One example of an elite paleo ultrarunner is Rob Evans, who is running better as a masters runner than he did when he was younger. He credits his success to going primal. You can read about his diet transformation here.
Another facet of working out the primal way is running in minimal shoes. Hunter/gatherers didn’t wear padded running shoes, and neither should we. I am currently using the New Balance Minimus. I know Vanessa likes the Vibram Five Fingers and her friend Lou actually runs barefoot.
The thinking here is that the more you interfere with the foot’s natural movement (i.e. the more you support, cushion the foot) as well as inhibit pronation, the more chance of injury you have. Orthotics are also very anti-primal.
Think of the arch of your foot being like a bridge. How do you weaken an arched bridge? You push it upwards from the middle, just like an orthotic does. And those raised heels on most running shoes? They don’t allow your Achilles tendon to stretch out and cause you to land heel first, which can cause jarring and lead to knee and hip pain.

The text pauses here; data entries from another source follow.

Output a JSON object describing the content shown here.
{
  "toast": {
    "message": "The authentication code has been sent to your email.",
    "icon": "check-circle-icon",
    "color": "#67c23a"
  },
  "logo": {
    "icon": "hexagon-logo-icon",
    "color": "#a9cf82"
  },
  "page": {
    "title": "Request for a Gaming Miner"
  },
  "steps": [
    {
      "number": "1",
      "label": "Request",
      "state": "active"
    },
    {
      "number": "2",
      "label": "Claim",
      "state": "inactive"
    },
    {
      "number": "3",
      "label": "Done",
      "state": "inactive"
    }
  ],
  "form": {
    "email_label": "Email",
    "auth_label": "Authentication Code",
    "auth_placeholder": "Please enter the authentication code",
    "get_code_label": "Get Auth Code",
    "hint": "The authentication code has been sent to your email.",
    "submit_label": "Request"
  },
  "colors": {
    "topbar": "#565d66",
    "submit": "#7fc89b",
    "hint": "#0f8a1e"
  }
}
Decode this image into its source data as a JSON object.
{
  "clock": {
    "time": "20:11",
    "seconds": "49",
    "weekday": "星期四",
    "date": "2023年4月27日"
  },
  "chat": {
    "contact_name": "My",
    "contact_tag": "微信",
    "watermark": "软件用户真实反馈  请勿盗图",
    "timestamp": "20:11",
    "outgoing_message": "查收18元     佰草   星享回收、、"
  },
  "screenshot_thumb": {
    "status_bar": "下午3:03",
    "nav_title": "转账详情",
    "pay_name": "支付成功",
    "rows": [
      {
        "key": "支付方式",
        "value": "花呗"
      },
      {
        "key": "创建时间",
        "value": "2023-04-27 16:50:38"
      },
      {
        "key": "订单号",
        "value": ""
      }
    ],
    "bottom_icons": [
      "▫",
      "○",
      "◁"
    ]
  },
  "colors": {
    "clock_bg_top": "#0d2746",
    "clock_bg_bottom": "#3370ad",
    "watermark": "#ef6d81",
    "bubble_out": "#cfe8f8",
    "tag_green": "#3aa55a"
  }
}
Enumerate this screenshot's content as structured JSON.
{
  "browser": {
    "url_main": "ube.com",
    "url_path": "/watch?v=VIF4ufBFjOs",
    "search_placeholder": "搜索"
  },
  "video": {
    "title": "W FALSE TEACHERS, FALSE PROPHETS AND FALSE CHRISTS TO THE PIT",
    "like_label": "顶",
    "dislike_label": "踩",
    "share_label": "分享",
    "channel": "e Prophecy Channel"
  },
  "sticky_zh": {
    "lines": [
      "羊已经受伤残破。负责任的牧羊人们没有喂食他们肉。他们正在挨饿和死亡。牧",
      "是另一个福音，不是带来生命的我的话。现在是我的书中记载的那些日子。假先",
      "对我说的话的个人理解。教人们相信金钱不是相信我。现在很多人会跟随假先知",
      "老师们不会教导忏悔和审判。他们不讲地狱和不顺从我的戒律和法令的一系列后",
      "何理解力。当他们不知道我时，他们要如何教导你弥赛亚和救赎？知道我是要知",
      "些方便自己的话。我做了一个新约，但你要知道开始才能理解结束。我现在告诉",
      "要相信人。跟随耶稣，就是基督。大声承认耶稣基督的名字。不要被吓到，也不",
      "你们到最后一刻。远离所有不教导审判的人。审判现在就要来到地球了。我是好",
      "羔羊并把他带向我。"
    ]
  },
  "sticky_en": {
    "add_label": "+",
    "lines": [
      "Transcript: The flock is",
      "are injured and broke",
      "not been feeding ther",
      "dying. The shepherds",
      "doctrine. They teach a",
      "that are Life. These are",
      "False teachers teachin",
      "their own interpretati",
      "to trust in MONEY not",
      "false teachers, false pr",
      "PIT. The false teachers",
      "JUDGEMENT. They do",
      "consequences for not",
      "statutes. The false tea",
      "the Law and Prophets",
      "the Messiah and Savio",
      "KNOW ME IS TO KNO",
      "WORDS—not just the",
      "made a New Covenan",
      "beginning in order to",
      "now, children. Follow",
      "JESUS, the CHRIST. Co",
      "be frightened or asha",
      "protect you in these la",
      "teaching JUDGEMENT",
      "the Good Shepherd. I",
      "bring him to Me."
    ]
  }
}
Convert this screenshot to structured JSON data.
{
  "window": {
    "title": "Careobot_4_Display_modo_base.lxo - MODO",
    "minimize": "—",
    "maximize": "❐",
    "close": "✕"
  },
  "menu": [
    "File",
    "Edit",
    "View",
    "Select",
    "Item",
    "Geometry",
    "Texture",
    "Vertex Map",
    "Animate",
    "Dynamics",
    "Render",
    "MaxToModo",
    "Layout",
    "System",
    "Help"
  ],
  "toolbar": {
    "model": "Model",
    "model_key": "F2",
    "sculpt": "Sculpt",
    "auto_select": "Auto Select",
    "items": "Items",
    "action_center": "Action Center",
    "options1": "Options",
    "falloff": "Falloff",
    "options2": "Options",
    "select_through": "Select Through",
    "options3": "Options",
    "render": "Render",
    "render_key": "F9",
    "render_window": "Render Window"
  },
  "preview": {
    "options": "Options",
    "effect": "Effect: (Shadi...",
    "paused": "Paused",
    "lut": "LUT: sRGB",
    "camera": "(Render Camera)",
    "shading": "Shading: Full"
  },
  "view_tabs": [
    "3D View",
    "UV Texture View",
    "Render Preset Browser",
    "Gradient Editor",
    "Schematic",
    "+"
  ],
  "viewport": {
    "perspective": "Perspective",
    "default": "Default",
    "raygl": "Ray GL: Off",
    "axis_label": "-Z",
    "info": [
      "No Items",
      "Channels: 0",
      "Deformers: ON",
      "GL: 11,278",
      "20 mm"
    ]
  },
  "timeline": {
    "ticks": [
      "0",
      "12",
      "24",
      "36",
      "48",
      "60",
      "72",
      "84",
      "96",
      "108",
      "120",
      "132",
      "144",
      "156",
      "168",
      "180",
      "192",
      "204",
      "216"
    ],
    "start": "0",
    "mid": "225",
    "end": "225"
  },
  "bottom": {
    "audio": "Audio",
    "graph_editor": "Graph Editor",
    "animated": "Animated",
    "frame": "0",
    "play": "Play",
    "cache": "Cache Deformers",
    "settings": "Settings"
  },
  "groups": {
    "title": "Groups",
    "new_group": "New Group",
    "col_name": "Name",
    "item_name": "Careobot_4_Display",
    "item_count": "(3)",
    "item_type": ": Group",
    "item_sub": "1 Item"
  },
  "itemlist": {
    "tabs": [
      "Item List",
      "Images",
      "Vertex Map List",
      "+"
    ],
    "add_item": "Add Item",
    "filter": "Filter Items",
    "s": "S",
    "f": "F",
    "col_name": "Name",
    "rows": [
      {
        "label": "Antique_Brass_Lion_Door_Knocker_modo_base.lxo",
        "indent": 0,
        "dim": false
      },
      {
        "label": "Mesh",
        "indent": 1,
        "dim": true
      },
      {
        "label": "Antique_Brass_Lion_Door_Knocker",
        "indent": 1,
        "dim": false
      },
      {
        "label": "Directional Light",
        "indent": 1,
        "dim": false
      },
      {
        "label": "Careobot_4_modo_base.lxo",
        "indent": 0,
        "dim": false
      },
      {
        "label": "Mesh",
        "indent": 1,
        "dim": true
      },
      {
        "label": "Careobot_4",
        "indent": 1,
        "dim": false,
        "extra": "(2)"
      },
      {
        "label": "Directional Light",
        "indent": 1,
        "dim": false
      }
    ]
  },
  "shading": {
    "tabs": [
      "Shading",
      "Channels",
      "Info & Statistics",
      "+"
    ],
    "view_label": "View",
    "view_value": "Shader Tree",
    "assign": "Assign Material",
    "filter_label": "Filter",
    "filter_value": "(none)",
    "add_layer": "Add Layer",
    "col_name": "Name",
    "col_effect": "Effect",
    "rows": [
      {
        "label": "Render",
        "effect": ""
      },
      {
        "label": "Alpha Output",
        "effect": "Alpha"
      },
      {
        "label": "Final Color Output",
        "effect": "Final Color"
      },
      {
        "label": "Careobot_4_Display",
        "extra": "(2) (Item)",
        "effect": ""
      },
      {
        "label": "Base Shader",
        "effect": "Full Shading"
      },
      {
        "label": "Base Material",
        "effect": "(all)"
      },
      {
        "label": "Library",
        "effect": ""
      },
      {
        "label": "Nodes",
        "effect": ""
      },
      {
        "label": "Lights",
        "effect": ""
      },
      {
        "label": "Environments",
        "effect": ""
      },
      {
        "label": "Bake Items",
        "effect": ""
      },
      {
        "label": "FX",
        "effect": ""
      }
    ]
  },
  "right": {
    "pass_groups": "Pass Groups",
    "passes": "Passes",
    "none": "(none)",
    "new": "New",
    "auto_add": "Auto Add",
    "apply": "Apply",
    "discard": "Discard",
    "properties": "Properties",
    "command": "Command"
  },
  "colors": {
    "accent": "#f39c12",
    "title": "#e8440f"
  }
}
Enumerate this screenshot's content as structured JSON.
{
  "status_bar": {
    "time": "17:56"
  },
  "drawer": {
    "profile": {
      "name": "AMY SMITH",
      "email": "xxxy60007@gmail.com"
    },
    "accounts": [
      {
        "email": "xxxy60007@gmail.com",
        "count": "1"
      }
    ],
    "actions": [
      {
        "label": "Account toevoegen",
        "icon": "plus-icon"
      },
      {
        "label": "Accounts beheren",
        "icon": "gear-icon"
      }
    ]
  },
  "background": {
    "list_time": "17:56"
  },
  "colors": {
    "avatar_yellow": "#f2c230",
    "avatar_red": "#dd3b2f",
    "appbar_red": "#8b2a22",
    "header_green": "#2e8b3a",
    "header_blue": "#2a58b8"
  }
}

If you are going to change shoes to a minimal type shoe (or go barefoot), do it slowly, or you could damage your Achilles as it finally is allowed to fully lengthen. You will naturally begin to land on the ball of your foot instead of the heel. And remember, cavemen ran trails, not roads.